It’s a fine time to be a writer, isn’t it? With the changing tides of the 21st century and the flexibility of self-publishing, the average writer is free to publish and share more diverse fiction with the rest of the world. Multi-cultural and racially diverse main characters are a slow- but sure norm. LGBT representation has become recurrent and important part of the media. The possibilities are an endless cornucopia for the growing number of open-minded readers and viewers.
And still, some old tropes have failed to die to the wake of change. A very popular pair, in fact, still root up in the corners of fiction today: Strong Female Characters© and Sensitive Male Characters©. And I do not mean actual characters who fall under the category of having these traits, I am referring to characters who become these traits. Characters who are defined by their strengths or weaknesses in personality, like fighter stats in a video game manual. In the name of breaking gender expectations, these two will often appear to give a story a fresh approach to the male or female perspective. But is this reversal of roles truly commentary, or just a lazier attempt to avoid sexism?
The Strong Female Character© is a frequent flier of Young Adult fiction and its close cousin, Paranormal Romance. She is often characterized by her plainness, but also that she is “not like other girls.” She will hold her own in every fight she gets in. She will be well versed in some form of combat or magic, but still clumsy and “relatable.” Occasionally, this character will still have to deal with a love triangle or troublesome, brooding boyfriend, but her woes will (usually) stay focused on saving the world from the ultimate evils.
The Sensitive Male Character© is an equally familiar player of Young Adult fiction, and reoccurring in Romance novels. Not always the lead, but forever a prime cast member, he will be more “gentle than other men.” He will have complex emotions and the hobbies to match, such as poetry, knitting, and expressing his constant inner monologue to the unwitting audience. He will have a dark, tragic past and darker long eyelashes, which shadow over his cheeks as he cries in open abandon in front of an empathetic love interest.
The problem with these characters is not the characters themselves, but the lack of character they often present. The banner of progressive writing is used to defend these types, citing that the help bring us away from the more cliché male and female roles that sometimes overtake the majority of fiction. Indeed, we’ve earned every reason to create more diversity than the strapping hero and swooning damsel, but just like these old characters, Strong Females and Sensitive Males fail to be the thing characters most deserve being: people.

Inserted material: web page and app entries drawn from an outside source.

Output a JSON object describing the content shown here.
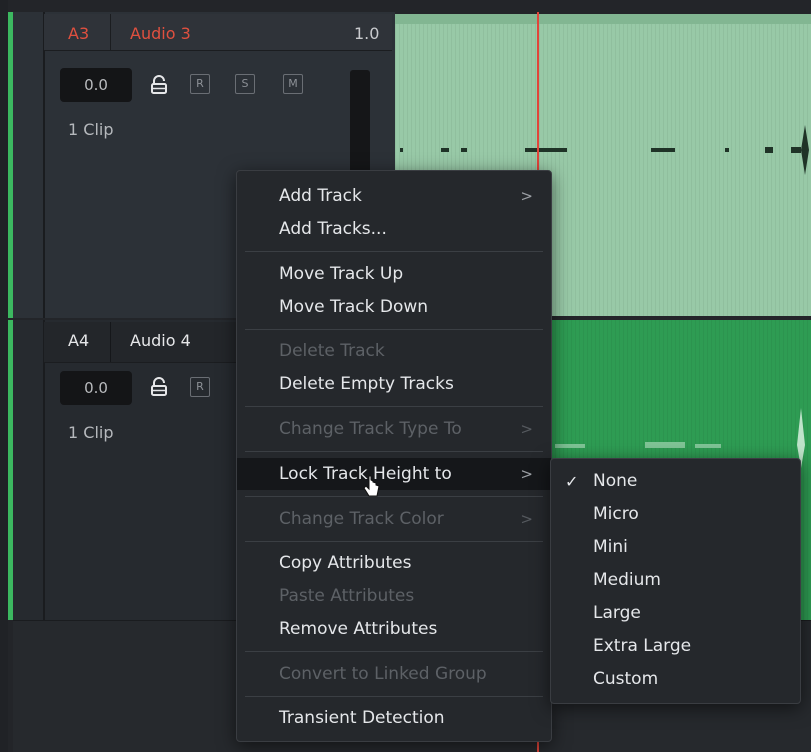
{
  "tracks": {
    "a3": {
      "id": "A3",
      "name": "Audio 3",
      "level": "1.0",
      "volume": "0.0",
      "buttons": [
        "R",
        "S",
        "M"
      ],
      "clips": "1 Clip",
      "id_color": "#e0503f"
    },
    "a4": {
      "id": "A4",
      "name": "Audio 4",
      "volume": "0.0",
      "buttons": [
        "R"
      ],
      "clips": "1 Clip"
    }
  },
  "context_menu": {
    "items": [
      {
        "label": "Add Track",
        "submenu": true,
        "enabled": true
      },
      {
        "label": "Add Tracks...",
        "enabled": true
      },
      {
        "label": "Move Track Up",
        "enabled": true
      },
      {
        "label": "Move Track Down",
        "enabled": true
      },
      {
        "label": "Delete Track",
        "enabled": false
      },
      {
        "label": "Delete Empty Tracks",
        "enabled": true
      },
      {
        "label": "Change Track Type To",
        "submenu": true,
        "enabled": false
      },
      {
        "label": "Lock Track Height to",
        "submenu": true,
        "enabled": true,
        "active": true
      },
      {
        "label": "Change Track Color",
        "submenu": true,
        "enabled": false
      },
      {
        "label": "Copy Attributes",
        "enabled": true
      },
      {
        "label": "Paste Attributes",
        "enabled": false
      },
      {
        "label": "Remove Attributes",
        "enabled": true
      },
      {
        "label": "Convert to Linked Group",
        "enabled": false
      },
      {
        "label": "Transient Detection",
        "enabled": true
      }
    ],
    "chevron": ">"
  },
  "submenu": {
    "selected": "None",
    "check": "✓",
    "items": [
      "None",
      "Micro",
      "Mini",
      "Medium",
      "Large",
      "Extra Large",
      "Custom"
    ]
  },
  "icons": {
    "lock": "lock-icon",
    "submenu_chevron": "chevron-right-icon",
    "checkmark": "checkmark-icon",
    "cursor": "pointer-cursor-icon"
  },
  "colors": {
    "playhead": "#e1453a",
    "track_edge": "#3cb860",
    "clip_a3": "#98c9a7",
    "clip_a4": "#2e9c53"
  }
}
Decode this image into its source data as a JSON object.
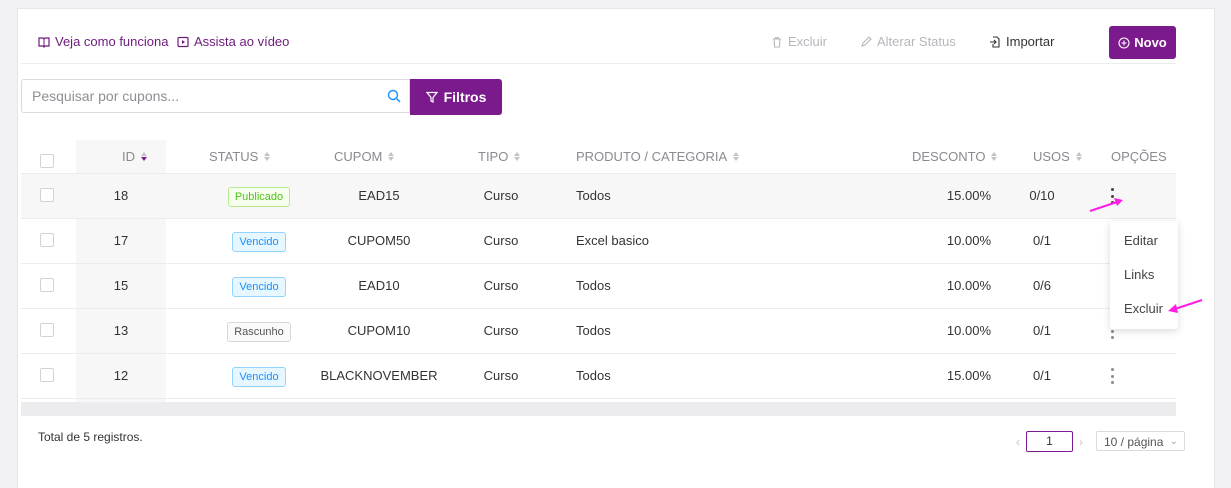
{
  "toolbar": {
    "help_link": "Veja como funciona",
    "video_link": "Assista ao vídeo",
    "excluir": "Excluir",
    "alterar_status": "Alterar Status",
    "importar": "Importar",
    "novo": "Novo"
  },
  "search": {
    "placeholder": "Pesquisar por cupons...",
    "filter_label": "Filtros"
  },
  "table": {
    "columns": {
      "id": "ID",
      "status": "STATUS",
      "cupom": "CUPOM",
      "tipo": "TIPO",
      "produto": "PRODUTO / CATEGORIA",
      "desconto": "DESCONTO",
      "usos": "USOS",
      "opcoes": "OPÇÕES"
    },
    "rows": [
      {
        "id": "18",
        "status": "Publicado",
        "status_color": "green",
        "cupom": "EAD15",
        "tipo": "Curso",
        "produto": "Todos",
        "desconto": "15.00%",
        "usos": "0/10"
      },
      {
        "id": "17",
        "status": "Vencido",
        "status_color": "blue",
        "cupom": "CUPOM50",
        "tipo": "Curso",
        "produto": "Excel basico",
        "desconto": "10.00%",
        "usos": "0/1"
      },
      {
        "id": "15",
        "status": "Vencido",
        "status_color": "blue",
        "cupom": "EAD10",
        "tipo": "Curso",
        "produto": "Todos",
        "desconto": "10.00%",
        "usos": "0/6"
      },
      {
        "id": "13",
        "status": "Rascunho",
        "status_color": "gray",
        "cupom": "CUPOM10",
        "tipo": "Curso",
        "produto": "Todos",
        "desconto": "10.00%",
        "usos": "0/1"
      },
      {
        "id": "12",
        "status": "Vencido",
        "status_color": "blue",
        "cupom": "BLACKNOVEMBER",
        "tipo": "Curso",
        "produto": "Todos",
        "desconto": "15.00%",
        "usos": "0/1"
      }
    ]
  },
  "options_menu": {
    "editar": "Editar",
    "links": "Links",
    "excluir": "Excluir"
  },
  "footer": {
    "total": "Total de 5 registros.",
    "page": "1",
    "page_size": "10 / página"
  },
  "colors": {
    "accent": "#7b1a8c",
    "annotation": "#ff1ee6"
  }
}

My favorite (or least favorite, if you like) examples of these types are from books, for the life of me, I tried to enjoy. Tessa Gray of The Infernal Devices by Cassandra Clare has all the makings of an interesting character, her strength tempered by Victorian age manners and her troubling magical ability forced into her life by the story’s antagonists. During the first novel of the trilogy, Tessa’s quiet struggle with her new magic and the search for her missing brother set the building blocks for an incredibly strong, clever, and complex heroine. This potential is then scraped in the second and third book, where her ability and character development take the back-burner for the story’s love triangle. She is forever described as ‘strong-willed’ and ‘clever’ by the main cast, but her character becomes inconsistently powerful, reduced to a few fight scenes, melodrama, and the unearthing of her backstory. She actually spends a third of the last book captured by the main villain, only to unleash the power she had “all along” on him in the last few chapters- after her love interest has shown up. The resulting finale feels lackluster, and Tessa has changed very little aside from what physical (or magical) strength she presents.

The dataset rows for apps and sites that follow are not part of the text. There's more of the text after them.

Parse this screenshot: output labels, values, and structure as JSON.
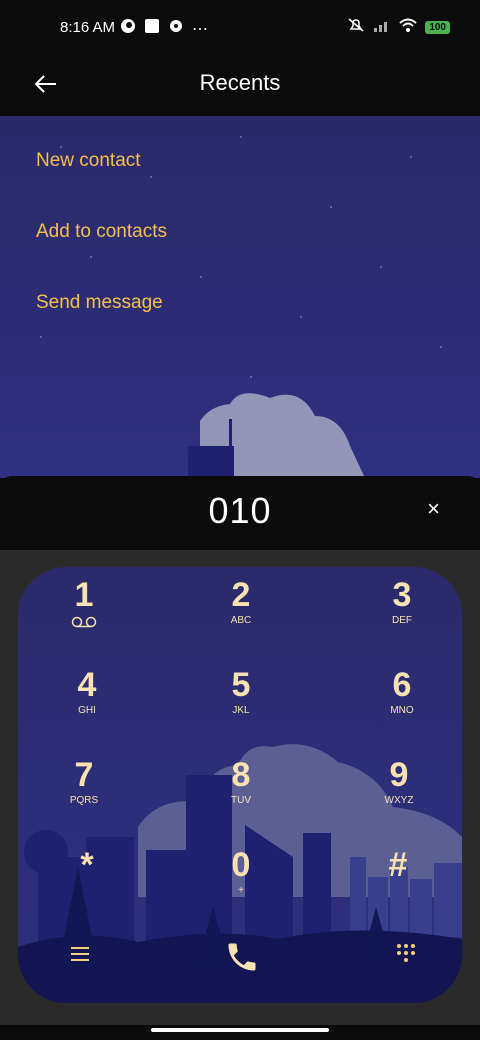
{
  "status_bar": {
    "time": "8:16 AM",
    "battery": "100"
  },
  "appbar": {
    "title": "Recents"
  },
  "menu": [
    {
      "label": "New contact"
    },
    {
      "label": "Add to contacts"
    },
    {
      "label": "Send message"
    }
  ],
  "dialer": {
    "number": "010",
    "clear": "×"
  },
  "keys": [
    {
      "digit": "1",
      "letters": ""
    },
    {
      "digit": "2",
      "letters": "ABC"
    },
    {
      "digit": "3",
      "letters": "DEF"
    },
    {
      "digit": "4",
      "letters": "GHI"
    },
    {
      "digit": "5",
      "letters": "JKL"
    },
    {
      "digit": "6",
      "letters": "MNO"
    },
    {
      "digit": "7",
      "letters": "PQRS"
    },
    {
      "digit": "8",
      "letters": "TUV"
    },
    {
      "digit": "9",
      "letters": "WXYZ"
    },
    {
      "digit": "*",
      "letters": ""
    },
    {
      "digit": "0",
      "letters": "+"
    },
    {
      "digit": "#",
      "letters": ""
    }
  ],
  "colors": {
    "accent": "#f4c04a",
    "key_text": "#f9e2b2"
  }
}
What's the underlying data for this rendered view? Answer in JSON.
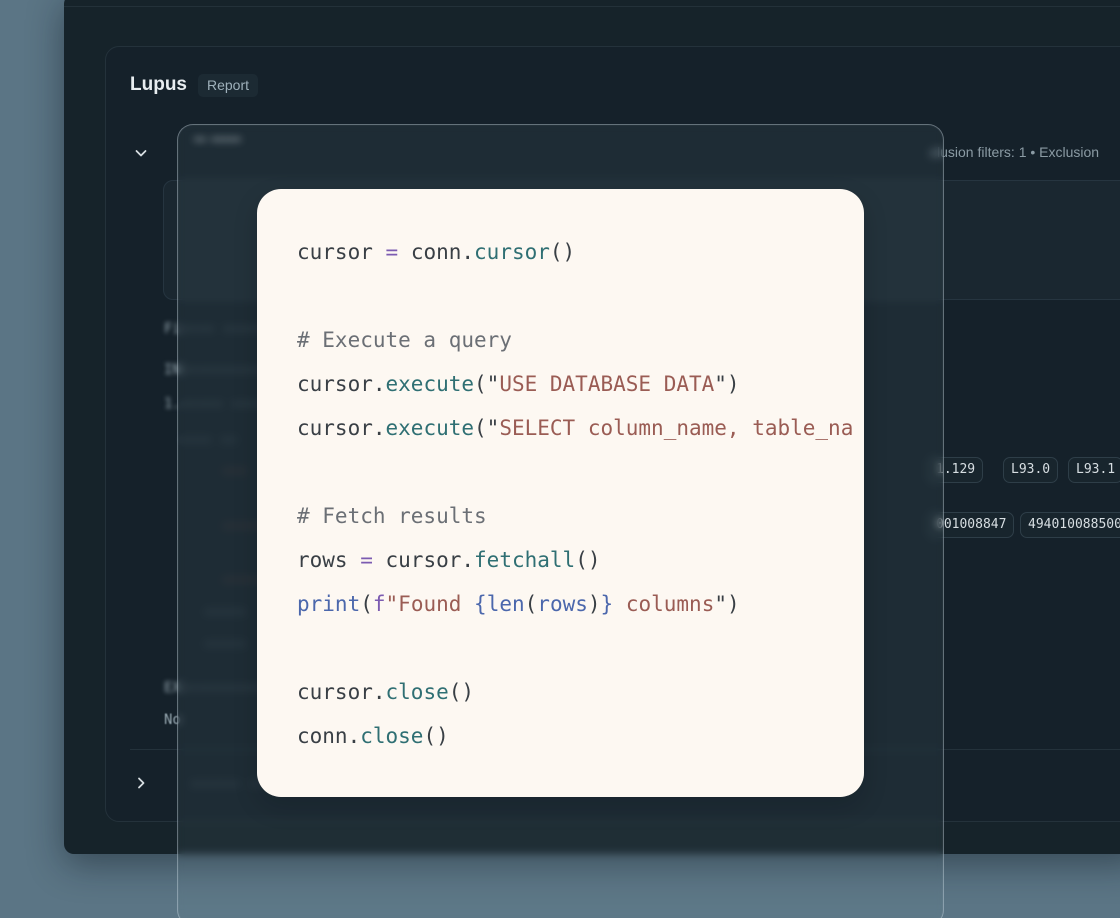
{
  "report": {
    "title": "Lupus",
    "badge": "Report"
  },
  "filters": {
    "summary": "clusion filters: 1 • Exclusion"
  },
  "background_chips": [
    "1.129",
    "L93.0",
    "L93.1",
    "001008847",
    "494010088500"
  ],
  "colors": {
    "background": "#5b7585",
    "window": "#16232a",
    "code_bg": "#fdf8f2"
  },
  "icons": {
    "chevron_down": "chevron-down-icon",
    "chevron_right": "chevron-right-icon"
  },
  "code": {
    "lines": [
      [
        {
          "text": "cursor ",
          "kind": "plain"
        },
        {
          "text": "=",
          "kind": "op"
        },
        {
          "text": " conn.",
          "kind": "plain"
        },
        {
          "text": "cursor",
          "kind": "fn"
        },
        {
          "text": "()",
          "kind": "plain"
        }
      ],
      [],
      [
        {
          "text": "# Execute a query",
          "kind": "comment"
        }
      ],
      [
        {
          "text": "cursor.",
          "kind": "plain"
        },
        {
          "text": "execute",
          "kind": "fn"
        },
        {
          "text": "(\"",
          "kind": "plain"
        },
        {
          "text": "USE DATABASE DATA",
          "kind": "str"
        },
        {
          "text": "\")",
          "kind": "plain"
        }
      ],
      [
        {
          "text": "cursor.",
          "kind": "plain"
        },
        {
          "text": "execute",
          "kind": "fn"
        },
        {
          "text": "(\"",
          "kind": "plain"
        },
        {
          "text": "SELECT column_name, table_na",
          "kind": "str"
        }
      ],
      [],
      [
        {
          "text": "# Fetch results",
          "kind": "comment"
        }
      ],
      [
        {
          "text": "rows ",
          "kind": "plain"
        },
        {
          "text": "=",
          "kind": "op"
        },
        {
          "text": " cursor.",
          "kind": "plain"
        },
        {
          "text": "fetchall",
          "kind": "fn"
        },
        {
          "text": "()",
          "kind": "plain"
        }
      ],
      [
        {
          "text": "print",
          "kind": "builtin"
        },
        {
          "text": "(",
          "kind": "plain"
        },
        {
          "text": "f",
          "kind": "prefix"
        },
        {
          "text": "\"Found ",
          "kind": "str"
        },
        {
          "text": "{",
          "kind": "brace"
        },
        {
          "text": "len",
          "kind": "builtin"
        },
        {
          "text": "(",
          "kind": "plain"
        },
        {
          "text": "rows",
          "kind": "builtin"
        },
        {
          "text": ")",
          "kind": "plain"
        },
        {
          "text": "}",
          "kind": "brace"
        },
        {
          "text": " columns",
          "kind": "str"
        },
        {
          "text": "\")",
          "kind": "plain"
        }
      ],
      [],
      [
        {
          "text": "cursor.",
          "kind": "plain"
        },
        {
          "text": "close",
          "kind": "fn"
        },
        {
          "text": "()",
          "kind": "plain"
        }
      ],
      [
        {
          "text": "conn.",
          "kind": "plain"
        },
        {
          "text": "close",
          "kind": "fn"
        },
        {
          "text": "()",
          "kind": "plain"
        }
      ]
    ]
  }
}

A lesser known book, Mary Lindsay’s Ashes on The Waves, is the home of Liam MacGregor, the troubled lead of a Edgar Allen Poe-based fantasy story, where murder and romance overtake the peace of a secluded Irish village. I could write another blog on the problems surrounding this book (which included a frequent, jarring change between first and third person in the middle of chapters), but let’s focus on Liam for now. Secluded by the superstitious villagers and deformed from birth, our main character spends the majority of the book doing one of three things: lamenting over his isolation, pining over his horrible love interest, or reading editions of Keats and Wordsworth. What could be sympathetic and likable quickly turns to character decay as we are reminded again and again just how sensitive Liam is. By the end of the novel, we know very little else about Liam other than his sensitivity.
The problem with both of these characters, as I’ve realized, is the idea at the core of their traits: that sensitivity is feminine and strength is masculine. And here is where we fail over and over as writers, when we choose to write characters that detract from the norm. Ignoring the presence of patriarchy and its effects on a real world setting can leave a story discombobulated. Sensitivity and strength are not mutually inclusive, and to call them forth with the stereotypical traits of the other gender does not actually defeat the gender stereotype. You just enforce it tenfold.
I have never read a better bit of advice than “characters are people first.” Just like people, they rarely fall to one side of traits or the other, and exemplify strength in all sorts of colorful ways. We are more complex than the archetypes we create; we are creatures full of dimensions and shadows that deserve the attention of writing. Diversity is often more than reversing the expected traits of a particular gender/race/nationality, but challenging oneself to dig deeper, finding the person a character is outside of their labels and creeds. Only then do we truly stopping breaking stereotypes badly.